Copy each line below that includes "only".

(Saved data entries)
---

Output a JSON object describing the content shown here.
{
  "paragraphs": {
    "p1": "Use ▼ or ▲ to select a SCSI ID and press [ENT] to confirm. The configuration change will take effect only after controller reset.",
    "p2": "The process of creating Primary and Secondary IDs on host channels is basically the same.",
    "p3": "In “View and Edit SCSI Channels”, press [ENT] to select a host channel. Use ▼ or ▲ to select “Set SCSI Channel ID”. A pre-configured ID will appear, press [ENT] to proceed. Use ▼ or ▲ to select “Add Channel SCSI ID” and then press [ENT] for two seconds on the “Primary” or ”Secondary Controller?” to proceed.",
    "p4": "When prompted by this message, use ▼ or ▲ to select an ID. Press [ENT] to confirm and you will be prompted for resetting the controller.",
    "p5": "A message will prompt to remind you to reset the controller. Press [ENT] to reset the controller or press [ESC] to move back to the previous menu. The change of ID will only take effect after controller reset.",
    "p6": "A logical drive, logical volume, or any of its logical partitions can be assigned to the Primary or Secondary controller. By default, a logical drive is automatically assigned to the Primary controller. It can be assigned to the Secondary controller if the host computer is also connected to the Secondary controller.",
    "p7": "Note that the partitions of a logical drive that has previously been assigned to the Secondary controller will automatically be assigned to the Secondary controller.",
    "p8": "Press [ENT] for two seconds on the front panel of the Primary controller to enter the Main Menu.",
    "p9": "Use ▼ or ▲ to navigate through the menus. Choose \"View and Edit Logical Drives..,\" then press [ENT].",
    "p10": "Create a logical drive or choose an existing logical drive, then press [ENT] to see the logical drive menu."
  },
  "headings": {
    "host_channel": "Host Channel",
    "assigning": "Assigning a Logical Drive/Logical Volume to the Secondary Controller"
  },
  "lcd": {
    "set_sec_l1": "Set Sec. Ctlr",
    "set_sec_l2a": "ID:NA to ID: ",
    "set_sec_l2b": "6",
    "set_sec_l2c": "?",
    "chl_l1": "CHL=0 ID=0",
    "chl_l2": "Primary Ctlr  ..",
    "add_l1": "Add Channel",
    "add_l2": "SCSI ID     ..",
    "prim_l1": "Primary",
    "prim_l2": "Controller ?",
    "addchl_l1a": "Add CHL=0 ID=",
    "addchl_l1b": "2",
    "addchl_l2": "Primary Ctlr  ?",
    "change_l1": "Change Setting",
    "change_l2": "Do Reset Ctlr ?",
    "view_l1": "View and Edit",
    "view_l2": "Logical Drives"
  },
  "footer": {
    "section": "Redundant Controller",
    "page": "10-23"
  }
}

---

** Task result **
    "p1": "Use ▼ or ▲ to select a SCSI ID and press [ENT] to confirm. The configuration change will take effect only after controller reset.",
    "p5": "A message will prompt to remind you to reset the controller. Press [ENT] to reset the controller or press [ESC] to move back to the previous menu. The change of ID will only take effect after controller reset.",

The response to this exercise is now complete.